Team find brain mechanism that automatically links objects in our minds

When folks see a toothbrush, a automotive, a tree — any particular person object — their mind robotically associates it with different issues it naturally happens with, permitting people to construct context for his or her environment and set expectations for the world.

Through the use of machine-learning and mind imaging, researchers measured the extent of the “co-occurrence” phenomenon and recognized the mind area concerned. The findings seem in Nature Communications.

“After we see a fridge, we predict we’re simply taking a look at a fridge, however in our thoughts, we’re additionally calling up all the opposite issues in a kitchen that we affiliate with a fridge,” mentioned corresponding creator Mick Bonner, a Johns Hopkins College cognitive scientist. “That is the primary time anybody has quantified this and recognized the mind area the place it occurs.”

In a two-part examine, Bonner and co-author, Russell Epstein, a psychology professor on the College of Pennsylvania, used a database with 1000’s of scenic pictures with each object labeled. There have been footage of family scenes, metropolis life, nature — and the images had labels for each mug, automotive, tree, and so forth. To quantify object co-occurrences, or how typically sure objects appeared with others, they created a statistical mannequin and algorithm that demonstrated the probability of seeing a pen in the event you noticed a keyboard, or seeing a ship in the event you noticed a dishwasher.

With these contextual associations quantified, the researchers subsequent tried to map the mind area that handles the hyperlinks.

Whereas topics had been having their mind exercise monitored with useful magnetic resonance imaging, or fMRI, the staff confirmed them footage of particular person objects and regarded for proof of a area whose responses tracked this co-occurrence data. The spot they recognized was a area within the visible cortex generally related to the processing of spatial scenes.

“Whenever you take a look at a aircraft, this area alerts sky and clouds and all the opposite issues,” Bonner mentioned. “This area of the mind lengthy thought to course of the spatial surroundings can be coding details about what issues go collectively on the planet.”

Researchers have long-known that persons are slower to acknowledge objects out of context. The staff believes that is the primary large-scale experiment to quantify the associations between objects within the visible surroundings in addition to the primary perception into how this visible context is represented within the mind.

“We present in a fine-grained manner that the mind truly appears to characterize this wealthy statistical data,” Bonner mentioned.

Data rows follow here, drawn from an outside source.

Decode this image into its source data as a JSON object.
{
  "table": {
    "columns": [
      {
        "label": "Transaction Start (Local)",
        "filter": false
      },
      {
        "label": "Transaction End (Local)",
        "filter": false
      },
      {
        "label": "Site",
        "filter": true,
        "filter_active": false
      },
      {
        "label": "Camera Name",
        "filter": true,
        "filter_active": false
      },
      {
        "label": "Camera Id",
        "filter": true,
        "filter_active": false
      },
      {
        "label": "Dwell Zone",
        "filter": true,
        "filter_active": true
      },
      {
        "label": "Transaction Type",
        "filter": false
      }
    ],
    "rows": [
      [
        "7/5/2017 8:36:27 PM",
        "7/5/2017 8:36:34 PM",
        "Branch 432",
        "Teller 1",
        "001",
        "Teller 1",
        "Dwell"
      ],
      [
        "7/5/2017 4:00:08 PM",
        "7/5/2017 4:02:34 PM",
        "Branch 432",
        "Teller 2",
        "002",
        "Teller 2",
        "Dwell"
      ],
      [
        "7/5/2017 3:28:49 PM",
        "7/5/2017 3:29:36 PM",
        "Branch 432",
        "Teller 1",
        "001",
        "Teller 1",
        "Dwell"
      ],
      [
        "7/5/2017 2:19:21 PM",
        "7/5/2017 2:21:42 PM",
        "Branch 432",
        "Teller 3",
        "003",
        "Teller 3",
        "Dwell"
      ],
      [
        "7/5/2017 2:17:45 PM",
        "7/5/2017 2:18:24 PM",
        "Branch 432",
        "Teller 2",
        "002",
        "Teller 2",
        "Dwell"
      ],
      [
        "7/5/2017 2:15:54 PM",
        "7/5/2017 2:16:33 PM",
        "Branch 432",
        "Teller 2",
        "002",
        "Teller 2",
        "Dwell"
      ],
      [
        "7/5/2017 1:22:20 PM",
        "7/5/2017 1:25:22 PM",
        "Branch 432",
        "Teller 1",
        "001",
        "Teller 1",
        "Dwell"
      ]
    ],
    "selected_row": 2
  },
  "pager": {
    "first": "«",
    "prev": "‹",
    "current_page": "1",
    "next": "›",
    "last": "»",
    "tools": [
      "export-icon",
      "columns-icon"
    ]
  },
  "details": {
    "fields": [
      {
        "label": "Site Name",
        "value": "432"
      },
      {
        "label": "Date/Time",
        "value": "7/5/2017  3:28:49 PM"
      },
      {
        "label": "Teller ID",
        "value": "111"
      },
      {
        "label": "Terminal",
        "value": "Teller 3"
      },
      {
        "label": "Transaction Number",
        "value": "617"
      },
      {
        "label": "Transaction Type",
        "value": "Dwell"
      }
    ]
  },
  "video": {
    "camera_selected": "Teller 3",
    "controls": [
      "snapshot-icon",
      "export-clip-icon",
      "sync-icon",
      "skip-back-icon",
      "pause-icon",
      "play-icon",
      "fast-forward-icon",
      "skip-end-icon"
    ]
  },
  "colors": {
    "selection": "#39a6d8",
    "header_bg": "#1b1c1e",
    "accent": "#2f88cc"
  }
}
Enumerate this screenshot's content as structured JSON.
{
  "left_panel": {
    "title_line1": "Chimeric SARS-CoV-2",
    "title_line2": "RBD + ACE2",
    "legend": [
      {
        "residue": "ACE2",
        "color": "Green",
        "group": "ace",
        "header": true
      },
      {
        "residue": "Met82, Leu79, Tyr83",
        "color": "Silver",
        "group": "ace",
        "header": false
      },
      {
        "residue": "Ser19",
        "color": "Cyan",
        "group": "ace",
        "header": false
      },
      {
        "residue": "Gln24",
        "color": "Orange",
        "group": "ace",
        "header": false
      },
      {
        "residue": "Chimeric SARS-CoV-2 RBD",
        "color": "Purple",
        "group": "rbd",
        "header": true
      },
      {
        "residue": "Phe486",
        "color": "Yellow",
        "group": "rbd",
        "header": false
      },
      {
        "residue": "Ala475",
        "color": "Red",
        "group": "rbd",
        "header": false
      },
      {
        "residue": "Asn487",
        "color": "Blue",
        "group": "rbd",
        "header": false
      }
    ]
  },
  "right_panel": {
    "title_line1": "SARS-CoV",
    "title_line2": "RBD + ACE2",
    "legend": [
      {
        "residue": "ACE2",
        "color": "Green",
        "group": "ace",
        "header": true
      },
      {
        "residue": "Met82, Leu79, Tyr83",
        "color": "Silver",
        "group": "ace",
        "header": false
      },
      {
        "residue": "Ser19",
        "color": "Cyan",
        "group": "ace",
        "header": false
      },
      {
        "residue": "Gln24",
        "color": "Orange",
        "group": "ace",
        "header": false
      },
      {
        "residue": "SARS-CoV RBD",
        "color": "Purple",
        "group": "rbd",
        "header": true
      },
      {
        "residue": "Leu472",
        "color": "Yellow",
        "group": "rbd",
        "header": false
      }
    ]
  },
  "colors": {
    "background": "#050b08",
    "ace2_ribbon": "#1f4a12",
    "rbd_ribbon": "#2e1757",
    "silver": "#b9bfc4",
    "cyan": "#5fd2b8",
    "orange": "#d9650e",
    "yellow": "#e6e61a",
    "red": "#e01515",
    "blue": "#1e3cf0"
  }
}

Story Supply:

Materials offered by Johns Hopkins University. Authentic written by Jill Rosen. Word: Content material could also be edited for fashion and size.